Some of what has happened with the niche market is developing specific ‘looks’ that are achieved in the glassing process, colored hotcoats and sanding that give the boards a unique look. That different look is vital to cultivating more business… you’ve seen them… Almond, McCallum, Lovelace, and other such boards that are being marketed in an alternative manner to attract that niche customer base. Those looks are not immediately privy to mass production methods, although if there is enough incentive, just about any attempt to being different will come under fire and compromised.

The one thing that keeps someone coming back to the same manufacturer is customer service. This is something that is difficult for cheap offshore companies to adequately satisfy a discerning customer that (still) desires interaction with the builder. The big corporate companies offer deep lines of models on every kind of surfboard known to man, and they have apps and websites that allow you to ‘build your own custom’, but it’s still not the same thing, and if you go into one of those sites and build a custom, you will blow your mind how fast the price piles up into what you are seeking.

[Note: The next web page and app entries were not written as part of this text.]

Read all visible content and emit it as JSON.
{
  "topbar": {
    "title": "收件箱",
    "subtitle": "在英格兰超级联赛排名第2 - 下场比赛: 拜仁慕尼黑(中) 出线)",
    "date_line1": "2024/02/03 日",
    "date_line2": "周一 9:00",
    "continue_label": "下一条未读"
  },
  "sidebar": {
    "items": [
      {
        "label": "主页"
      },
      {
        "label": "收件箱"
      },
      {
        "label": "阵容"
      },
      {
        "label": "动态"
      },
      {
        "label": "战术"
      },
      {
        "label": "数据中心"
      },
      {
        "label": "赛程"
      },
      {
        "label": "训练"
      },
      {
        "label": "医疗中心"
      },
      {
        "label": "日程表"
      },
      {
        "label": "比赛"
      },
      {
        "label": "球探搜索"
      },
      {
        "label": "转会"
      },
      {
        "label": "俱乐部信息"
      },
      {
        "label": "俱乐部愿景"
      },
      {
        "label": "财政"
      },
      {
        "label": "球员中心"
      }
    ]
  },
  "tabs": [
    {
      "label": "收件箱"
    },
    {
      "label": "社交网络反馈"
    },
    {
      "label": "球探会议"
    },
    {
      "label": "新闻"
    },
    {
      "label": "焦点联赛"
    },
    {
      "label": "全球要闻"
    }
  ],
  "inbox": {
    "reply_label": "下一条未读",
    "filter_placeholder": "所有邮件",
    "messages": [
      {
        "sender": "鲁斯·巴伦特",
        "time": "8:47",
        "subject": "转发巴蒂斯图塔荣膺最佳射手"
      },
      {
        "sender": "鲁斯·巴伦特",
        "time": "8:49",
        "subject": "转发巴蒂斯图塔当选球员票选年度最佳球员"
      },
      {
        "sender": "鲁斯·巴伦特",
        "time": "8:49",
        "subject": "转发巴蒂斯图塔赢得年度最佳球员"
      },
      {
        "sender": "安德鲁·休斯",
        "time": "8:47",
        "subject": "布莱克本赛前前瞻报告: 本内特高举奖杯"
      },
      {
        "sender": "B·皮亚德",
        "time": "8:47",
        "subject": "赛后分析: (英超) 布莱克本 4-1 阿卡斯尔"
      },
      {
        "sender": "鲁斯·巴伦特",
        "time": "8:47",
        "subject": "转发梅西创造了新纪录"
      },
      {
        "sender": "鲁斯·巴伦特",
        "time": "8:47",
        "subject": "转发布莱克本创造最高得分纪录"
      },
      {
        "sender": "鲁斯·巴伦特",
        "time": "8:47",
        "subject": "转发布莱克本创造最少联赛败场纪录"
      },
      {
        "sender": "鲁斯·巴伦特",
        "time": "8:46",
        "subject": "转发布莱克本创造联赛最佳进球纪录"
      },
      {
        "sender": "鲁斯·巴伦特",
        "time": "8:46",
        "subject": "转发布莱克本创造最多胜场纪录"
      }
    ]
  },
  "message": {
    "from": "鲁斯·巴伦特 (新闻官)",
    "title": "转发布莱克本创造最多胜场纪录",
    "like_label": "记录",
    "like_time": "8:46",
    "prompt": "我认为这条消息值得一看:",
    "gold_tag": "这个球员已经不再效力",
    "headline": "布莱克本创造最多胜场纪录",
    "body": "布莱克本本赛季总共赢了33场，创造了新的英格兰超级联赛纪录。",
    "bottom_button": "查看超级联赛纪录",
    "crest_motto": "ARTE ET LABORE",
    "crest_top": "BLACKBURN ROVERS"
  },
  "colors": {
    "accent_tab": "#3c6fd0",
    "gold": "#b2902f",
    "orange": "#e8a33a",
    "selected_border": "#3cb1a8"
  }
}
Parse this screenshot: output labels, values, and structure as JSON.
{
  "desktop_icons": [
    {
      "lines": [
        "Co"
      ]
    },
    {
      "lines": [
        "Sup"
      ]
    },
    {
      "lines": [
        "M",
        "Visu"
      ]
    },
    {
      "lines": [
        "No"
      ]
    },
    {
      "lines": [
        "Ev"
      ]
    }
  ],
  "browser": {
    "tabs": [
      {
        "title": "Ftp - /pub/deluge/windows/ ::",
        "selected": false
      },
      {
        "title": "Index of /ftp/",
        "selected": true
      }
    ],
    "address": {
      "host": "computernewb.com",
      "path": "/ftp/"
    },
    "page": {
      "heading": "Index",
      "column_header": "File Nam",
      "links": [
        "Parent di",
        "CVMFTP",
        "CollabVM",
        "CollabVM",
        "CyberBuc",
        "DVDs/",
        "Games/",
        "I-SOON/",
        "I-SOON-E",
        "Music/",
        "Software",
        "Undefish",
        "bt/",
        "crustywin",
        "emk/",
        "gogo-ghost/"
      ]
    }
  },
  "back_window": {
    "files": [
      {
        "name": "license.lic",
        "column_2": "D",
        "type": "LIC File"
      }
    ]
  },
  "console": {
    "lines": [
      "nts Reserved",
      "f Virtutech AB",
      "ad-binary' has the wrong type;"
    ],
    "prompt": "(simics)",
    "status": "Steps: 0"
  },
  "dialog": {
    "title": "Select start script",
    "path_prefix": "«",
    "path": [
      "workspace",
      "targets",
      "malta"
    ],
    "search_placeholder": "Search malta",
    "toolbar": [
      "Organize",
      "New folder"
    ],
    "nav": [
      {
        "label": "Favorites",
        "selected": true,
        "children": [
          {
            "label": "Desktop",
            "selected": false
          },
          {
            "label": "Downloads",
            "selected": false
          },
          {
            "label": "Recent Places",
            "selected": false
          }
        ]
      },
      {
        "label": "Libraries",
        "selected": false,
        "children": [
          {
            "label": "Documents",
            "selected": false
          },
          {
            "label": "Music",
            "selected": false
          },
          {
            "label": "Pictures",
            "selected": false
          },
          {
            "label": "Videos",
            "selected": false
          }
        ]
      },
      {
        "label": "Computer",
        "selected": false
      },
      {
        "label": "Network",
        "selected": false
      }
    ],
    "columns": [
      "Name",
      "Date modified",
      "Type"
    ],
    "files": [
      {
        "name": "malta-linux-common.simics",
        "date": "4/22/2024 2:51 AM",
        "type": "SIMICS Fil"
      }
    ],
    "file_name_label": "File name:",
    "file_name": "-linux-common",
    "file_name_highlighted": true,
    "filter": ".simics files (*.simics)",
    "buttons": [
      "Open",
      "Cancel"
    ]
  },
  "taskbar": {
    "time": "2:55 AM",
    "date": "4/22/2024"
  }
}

I have stated that i am very fortunate in having a very high number of repeat customers & quiver builders. A lot of those customers were on Firewires, Merrick M-13’s, Rusty’s, Lost and Beckers… among other brands. They told me the reason they are repeatedly buying from me is because I am receptive to their needs, help them determine what will be best for them from what I currently make, and if they need something different, I will make it custom for them while assuring good quality at a fair price with quick delivery. I receive many inquiries and lots of questions from people all over the world, and when a customer apologizes for asking so many questions, I tell them not to say they are sorry for wanting to receive good customer service… that it may be dead somewhere else, but that isn’t the case with me. I’m a manufacturer coming from a retail background that went to college. If you treat your customers like gold, they will tell their friends and/or let them ride what you have made them… word of mouth and representing you by allowing a friend to try their board is more powerful than any paid advertisement or pro endorsement out there… word of mouth is the ultimate “influencer”.

So at the end of the day there are the Nordstroms & the Wal Marts… and then you have Amazon, that is hell bent & fixated on taking over the world.

News at 11.